  • 1972 Olympic gold medalist (139 lbs.)
  • 1971 National AAU light welterweight champion
  • 1972 National Golden Gloves 139 pounds champion, defeating Donnie Nelson of Lowell, MA in the final

Olympic results[edit]

  • defeated Ulrich Beyer (East Germany) on points
  • defeated Jim Montague (Ireland) on points
  • defeated Andres Molina (Cuba) 3-2
  • defeated Zvonimir Vujin (Yugoslavia) 5-0
  • defeated Angel Angelov (Bulgaria) 3-2

Pro career[edit]

Seales was a contender for the middleweight title during the late '70s and early '80s, winning the regional level USBA and NABF titles in the process. In his two most memorable fights, he lost a narrow decision to future middleweight champion Marvin Hagler in July 1974, then drew with Hagler in a rematch three months later. After losing to European champion Alan Minter in 1976, Seales remained on the outskirts of contention, until a first-round technical knockout at the hands of Hagler effectively ended his title hopes.


In 1980, Seales injured his left eye in a fight with Jaime Thomas, and retired due to a serious retinal tear. He was subsequently declared legally blind, and was used as a cause célèbre along with Sugar Ray Leonard during the 1980s, for those pushing for a ban on boxing.

Life after boxing[edit]

Years later, doctors operated and restored Seales' vision in his right eye, though he wears glasses.
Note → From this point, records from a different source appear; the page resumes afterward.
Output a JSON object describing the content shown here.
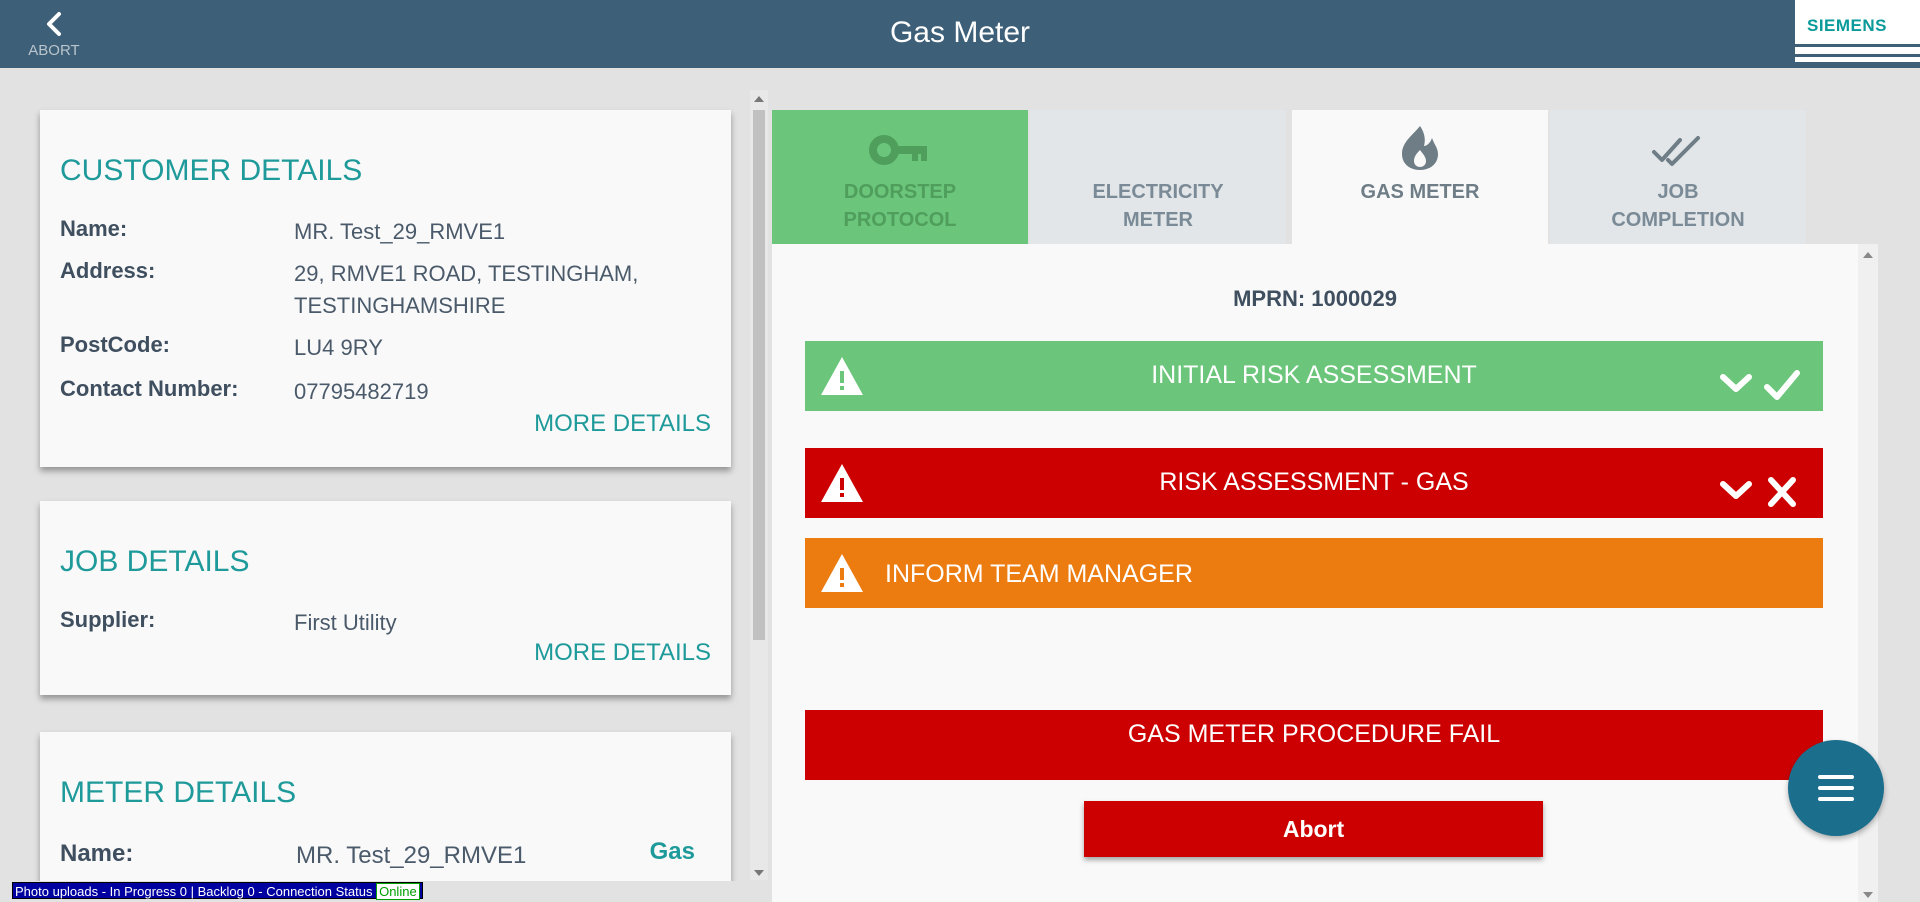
{
  "header": {
    "back_label": "ABORT",
    "title": "Gas Meter",
    "logo_text": "SIEMENS"
  },
  "customer": {
    "heading": "CUSTOMER DETAILS",
    "name_label": "Name:",
    "name_value": "MR. Test_29_RMVE1",
    "address_label": "Address:",
    "address_line1": "29, RMVE1 ROAD, TESTINGHAM,",
    "address_line2": "TESTINGHAMSHIRE",
    "postcode_label": "PostCode:",
    "postcode_value": "LU4 9RY",
    "contact_label": "Contact Number:",
    "contact_value": "07795482719",
    "more": "MORE DETAILS"
  },
  "job": {
    "heading": "JOB DETAILS",
    "supplier_label": "Supplier:",
    "supplier_value": "First Utility",
    "more": "MORE DETAILS"
  },
  "meter": {
    "heading": "METER DETAILS",
    "name_label": "Name:",
    "name_value": "MR. Test_29_RMVE1",
    "type_tag": "Gas"
  },
  "tabs": [
    {
      "line1": "DOORSTEP",
      "line2": "PROTOCOL",
      "icon": "key-icon"
    },
    {
      "line1": "ELECTRICITY",
      "line2": "METER",
      "icon": "none"
    },
    {
      "line1": "GAS METER",
      "line2": "",
      "icon": "flame-icon"
    },
    {
      "line1": "JOB",
      "line2": "COMPLETION",
      "icon": "double-check-icon"
    }
  ],
  "panel": {
    "mprn": "MPRN: 1000029",
    "sections": [
      {
        "label": "INITIAL RISK ASSESSMENT",
        "status": "pass",
        "color": "#6bc57a"
      },
      {
        "label": "RISK ASSESSMENT - GAS",
        "status": "fail",
        "color": "#cc0000"
      },
      {
        "label": "INFORM TEAM MANAGER",
        "status": "warning",
        "color": "#ec7b10"
      }
    ],
    "fail_message": "GAS METER PROCEDURE FAIL",
    "abort_button": "Abort"
  },
  "status_bar": {
    "text": "Photo uploads - In Progress 0 | Backlog 0 - Connection Status",
    "connection": "Online"
  },
  "colors": {
    "header": "#3d5f78",
    "teal": "#1e9a9a",
    "success": "#6bc57a",
    "danger": "#cc0000",
    "warning": "#ec7b10"
  }
}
Seales later worked as a schoolteacher of autistic students at Lincoln High School in Tacoma for 17 years, retiring in 2004. In 2006, he moved to Indianapolis with his wife, and currently teaches at Indy Boxing and Grappling.


Seales was a 2005 inductee into the Tacoma-Pierce County Sports Hall of Fame.

Awards and achievements
Preceded by
Tony Licata
NABF Middleweight Champion
May 25, 1976 – June 21, 1977
Title next held by
Ralph Palladin
Title last held by
Tony Licata
USBA Middleweight Champion
December 2, 1977 – May 4, 1980
Title next held by
Curtis Parker
Preceded by
Sammy NeSmith
NABF Middleweight Champion
March 31, 1981 – October 23, 1982
Succeeded by
James Shuler


External links[edit]